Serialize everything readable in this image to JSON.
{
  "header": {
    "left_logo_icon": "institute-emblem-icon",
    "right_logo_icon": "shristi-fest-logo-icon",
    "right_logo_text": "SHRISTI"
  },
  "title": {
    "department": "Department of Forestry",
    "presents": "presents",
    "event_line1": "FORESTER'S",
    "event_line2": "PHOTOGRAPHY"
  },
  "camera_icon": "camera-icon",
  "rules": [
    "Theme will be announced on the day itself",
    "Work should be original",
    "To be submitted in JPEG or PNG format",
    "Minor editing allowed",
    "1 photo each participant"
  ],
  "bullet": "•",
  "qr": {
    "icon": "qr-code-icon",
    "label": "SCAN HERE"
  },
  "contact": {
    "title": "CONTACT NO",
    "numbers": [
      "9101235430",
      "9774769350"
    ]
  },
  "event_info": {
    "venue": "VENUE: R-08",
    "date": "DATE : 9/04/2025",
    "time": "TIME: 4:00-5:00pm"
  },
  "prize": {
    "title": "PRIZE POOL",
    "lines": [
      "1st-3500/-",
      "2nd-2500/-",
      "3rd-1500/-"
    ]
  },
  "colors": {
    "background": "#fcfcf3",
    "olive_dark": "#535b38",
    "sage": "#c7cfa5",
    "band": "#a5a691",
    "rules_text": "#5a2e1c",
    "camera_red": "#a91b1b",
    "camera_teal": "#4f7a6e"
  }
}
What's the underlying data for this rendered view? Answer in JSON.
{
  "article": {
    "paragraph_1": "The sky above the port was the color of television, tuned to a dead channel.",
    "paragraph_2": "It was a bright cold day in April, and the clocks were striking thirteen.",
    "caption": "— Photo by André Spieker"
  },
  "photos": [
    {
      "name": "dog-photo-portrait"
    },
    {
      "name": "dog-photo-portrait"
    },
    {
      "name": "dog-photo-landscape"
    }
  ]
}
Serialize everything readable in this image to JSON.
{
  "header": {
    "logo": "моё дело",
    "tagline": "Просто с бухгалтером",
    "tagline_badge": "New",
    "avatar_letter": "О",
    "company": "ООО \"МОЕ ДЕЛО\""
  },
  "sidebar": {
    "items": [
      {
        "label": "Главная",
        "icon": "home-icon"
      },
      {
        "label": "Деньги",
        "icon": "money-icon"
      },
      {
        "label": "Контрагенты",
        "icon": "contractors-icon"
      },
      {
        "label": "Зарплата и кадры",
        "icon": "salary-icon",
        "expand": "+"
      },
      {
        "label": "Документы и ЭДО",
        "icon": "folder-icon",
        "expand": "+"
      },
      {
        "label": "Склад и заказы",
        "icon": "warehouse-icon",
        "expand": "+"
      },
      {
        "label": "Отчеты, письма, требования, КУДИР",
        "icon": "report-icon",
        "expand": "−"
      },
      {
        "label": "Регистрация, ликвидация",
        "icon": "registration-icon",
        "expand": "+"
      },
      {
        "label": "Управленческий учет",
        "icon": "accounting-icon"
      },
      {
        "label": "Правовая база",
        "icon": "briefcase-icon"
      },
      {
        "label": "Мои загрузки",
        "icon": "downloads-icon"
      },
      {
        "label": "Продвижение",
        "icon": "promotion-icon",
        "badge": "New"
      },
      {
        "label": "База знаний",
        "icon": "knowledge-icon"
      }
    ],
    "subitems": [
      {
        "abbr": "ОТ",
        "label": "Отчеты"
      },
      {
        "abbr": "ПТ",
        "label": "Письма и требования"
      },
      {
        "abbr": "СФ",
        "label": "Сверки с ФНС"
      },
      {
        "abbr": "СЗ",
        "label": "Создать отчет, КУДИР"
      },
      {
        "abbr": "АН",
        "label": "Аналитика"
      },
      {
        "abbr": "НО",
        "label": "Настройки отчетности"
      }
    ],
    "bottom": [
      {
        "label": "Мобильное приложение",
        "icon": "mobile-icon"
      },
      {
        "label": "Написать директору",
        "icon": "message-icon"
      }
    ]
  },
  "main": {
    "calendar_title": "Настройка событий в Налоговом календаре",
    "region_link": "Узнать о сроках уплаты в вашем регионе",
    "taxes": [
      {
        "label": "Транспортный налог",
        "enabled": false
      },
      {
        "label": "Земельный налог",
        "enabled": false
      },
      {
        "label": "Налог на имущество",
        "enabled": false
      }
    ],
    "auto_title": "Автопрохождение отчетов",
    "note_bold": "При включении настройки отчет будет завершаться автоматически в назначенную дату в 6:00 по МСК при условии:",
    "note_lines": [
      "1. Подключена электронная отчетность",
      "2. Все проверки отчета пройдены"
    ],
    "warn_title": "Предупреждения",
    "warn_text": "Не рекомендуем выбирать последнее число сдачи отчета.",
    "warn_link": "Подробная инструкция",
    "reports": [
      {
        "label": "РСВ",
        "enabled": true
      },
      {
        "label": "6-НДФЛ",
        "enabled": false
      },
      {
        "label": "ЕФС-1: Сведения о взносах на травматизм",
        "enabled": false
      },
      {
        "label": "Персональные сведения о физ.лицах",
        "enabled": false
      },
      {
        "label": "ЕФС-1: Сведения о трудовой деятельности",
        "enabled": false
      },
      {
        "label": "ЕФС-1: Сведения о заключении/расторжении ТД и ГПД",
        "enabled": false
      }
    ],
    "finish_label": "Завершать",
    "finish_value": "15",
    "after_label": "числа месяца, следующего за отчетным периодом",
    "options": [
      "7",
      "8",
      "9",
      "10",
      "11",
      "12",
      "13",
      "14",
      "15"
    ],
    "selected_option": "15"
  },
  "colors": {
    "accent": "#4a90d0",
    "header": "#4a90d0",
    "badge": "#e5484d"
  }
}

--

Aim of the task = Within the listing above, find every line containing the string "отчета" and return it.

Output =
      "2. Все проверки отчета пройдены"
    "warn_text": "Не рекомендуем выбирать последнее число сдачи отчета.",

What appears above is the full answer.